Within the entries below, how many lines carry the word "title"? State the number and stop.
[Opening Data shown section]
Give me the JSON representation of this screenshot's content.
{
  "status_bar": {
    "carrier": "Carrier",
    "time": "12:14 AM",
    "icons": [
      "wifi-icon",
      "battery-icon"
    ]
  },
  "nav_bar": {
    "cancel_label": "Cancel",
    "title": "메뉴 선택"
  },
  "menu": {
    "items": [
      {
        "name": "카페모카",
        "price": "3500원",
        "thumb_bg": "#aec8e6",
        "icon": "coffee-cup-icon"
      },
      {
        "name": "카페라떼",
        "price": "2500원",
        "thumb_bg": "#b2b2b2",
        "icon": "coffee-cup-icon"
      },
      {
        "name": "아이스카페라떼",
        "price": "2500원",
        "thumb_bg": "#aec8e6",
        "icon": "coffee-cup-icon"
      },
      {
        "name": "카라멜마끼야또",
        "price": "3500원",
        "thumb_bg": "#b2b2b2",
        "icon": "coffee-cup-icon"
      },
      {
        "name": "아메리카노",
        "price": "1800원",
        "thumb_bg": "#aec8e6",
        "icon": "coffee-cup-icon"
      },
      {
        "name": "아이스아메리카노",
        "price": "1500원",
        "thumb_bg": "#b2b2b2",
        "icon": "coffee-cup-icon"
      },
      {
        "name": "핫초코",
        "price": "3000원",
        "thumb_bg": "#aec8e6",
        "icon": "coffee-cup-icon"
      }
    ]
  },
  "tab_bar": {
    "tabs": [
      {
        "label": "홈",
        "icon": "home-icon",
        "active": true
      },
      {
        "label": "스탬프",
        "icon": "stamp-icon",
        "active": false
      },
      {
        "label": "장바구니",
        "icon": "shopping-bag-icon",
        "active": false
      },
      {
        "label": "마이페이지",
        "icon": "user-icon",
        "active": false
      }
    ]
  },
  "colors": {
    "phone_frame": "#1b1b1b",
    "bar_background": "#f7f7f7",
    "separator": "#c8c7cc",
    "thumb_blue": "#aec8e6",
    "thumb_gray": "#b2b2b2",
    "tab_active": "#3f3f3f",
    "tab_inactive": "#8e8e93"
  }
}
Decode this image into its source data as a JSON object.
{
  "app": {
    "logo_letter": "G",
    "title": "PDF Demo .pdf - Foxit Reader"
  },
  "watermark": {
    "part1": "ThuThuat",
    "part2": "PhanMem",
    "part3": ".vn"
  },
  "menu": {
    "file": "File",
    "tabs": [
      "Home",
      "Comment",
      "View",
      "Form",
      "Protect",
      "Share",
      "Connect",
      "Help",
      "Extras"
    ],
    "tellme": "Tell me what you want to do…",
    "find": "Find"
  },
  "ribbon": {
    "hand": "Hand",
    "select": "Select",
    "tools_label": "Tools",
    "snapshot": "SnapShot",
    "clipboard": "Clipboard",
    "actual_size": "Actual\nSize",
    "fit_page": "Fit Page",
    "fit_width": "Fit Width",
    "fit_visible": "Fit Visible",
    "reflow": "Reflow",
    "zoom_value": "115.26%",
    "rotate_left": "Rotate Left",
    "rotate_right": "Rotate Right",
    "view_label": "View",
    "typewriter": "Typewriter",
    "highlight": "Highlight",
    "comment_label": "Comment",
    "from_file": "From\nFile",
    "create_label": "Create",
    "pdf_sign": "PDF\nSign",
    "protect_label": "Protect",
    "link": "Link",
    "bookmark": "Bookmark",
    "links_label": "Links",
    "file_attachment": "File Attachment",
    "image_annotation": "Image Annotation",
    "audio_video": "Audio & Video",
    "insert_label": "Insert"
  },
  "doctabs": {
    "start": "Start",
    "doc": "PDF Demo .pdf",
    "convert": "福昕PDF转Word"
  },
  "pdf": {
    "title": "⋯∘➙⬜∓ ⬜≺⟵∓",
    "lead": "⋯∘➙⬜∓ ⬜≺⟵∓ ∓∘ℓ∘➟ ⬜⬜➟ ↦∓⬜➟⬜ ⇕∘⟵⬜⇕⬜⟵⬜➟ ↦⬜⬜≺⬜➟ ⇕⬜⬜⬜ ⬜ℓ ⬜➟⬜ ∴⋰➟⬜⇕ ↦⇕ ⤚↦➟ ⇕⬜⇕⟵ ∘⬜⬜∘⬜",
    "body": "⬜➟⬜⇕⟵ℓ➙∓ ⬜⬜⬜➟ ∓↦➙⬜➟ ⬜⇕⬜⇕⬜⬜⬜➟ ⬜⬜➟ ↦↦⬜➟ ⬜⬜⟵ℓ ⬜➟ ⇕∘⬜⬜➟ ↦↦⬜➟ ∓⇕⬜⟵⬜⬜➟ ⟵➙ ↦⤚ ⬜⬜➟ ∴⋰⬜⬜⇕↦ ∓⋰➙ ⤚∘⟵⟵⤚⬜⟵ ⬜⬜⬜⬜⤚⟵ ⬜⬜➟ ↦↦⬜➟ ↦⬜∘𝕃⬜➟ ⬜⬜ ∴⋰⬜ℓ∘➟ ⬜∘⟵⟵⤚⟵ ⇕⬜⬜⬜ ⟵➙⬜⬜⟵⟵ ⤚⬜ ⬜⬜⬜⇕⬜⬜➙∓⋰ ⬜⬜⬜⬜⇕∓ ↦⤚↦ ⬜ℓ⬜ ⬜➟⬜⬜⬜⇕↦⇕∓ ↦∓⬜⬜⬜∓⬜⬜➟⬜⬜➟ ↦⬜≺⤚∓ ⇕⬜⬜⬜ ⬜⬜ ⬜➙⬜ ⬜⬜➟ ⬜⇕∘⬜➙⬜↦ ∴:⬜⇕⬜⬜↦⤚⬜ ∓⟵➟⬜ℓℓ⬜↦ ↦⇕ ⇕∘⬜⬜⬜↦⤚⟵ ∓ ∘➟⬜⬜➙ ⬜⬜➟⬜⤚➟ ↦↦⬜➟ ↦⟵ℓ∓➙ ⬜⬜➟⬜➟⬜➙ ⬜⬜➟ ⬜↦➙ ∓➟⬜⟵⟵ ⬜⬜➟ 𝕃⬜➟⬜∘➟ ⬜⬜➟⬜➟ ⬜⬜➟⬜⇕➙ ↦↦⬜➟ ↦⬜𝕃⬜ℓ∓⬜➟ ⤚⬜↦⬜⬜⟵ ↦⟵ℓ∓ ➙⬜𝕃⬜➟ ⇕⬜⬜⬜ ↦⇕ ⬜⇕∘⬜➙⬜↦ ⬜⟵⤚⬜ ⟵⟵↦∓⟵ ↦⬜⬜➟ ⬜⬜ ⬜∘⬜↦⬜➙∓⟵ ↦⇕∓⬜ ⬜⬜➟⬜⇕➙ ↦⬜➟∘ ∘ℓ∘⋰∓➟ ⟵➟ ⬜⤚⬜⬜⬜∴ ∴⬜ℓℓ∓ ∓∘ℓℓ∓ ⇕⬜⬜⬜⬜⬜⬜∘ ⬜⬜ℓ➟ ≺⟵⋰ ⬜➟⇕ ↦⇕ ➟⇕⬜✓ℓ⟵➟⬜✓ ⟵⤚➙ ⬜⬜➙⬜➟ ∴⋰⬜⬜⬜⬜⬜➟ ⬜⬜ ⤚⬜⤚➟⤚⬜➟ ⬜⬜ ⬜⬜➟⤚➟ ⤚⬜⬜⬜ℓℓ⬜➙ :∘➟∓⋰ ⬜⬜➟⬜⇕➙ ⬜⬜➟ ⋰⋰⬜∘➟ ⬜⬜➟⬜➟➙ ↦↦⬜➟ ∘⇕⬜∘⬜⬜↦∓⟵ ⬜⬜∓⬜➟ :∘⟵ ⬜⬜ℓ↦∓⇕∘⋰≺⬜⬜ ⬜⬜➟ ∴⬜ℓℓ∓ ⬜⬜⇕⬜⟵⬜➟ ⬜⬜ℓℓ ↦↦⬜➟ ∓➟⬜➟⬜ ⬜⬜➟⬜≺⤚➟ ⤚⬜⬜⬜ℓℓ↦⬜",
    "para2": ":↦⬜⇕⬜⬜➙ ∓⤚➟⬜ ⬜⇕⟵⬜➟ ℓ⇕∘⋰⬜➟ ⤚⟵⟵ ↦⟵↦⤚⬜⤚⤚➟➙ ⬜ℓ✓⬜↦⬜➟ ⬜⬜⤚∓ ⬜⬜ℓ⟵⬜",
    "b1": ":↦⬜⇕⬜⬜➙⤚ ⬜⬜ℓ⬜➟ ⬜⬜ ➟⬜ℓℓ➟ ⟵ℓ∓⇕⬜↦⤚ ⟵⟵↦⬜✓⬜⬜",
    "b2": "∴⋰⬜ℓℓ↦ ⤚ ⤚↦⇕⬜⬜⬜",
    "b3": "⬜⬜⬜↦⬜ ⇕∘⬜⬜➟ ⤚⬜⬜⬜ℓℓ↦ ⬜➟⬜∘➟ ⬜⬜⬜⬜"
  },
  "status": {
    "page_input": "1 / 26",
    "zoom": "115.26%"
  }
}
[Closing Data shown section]
Reply to the exercise | 3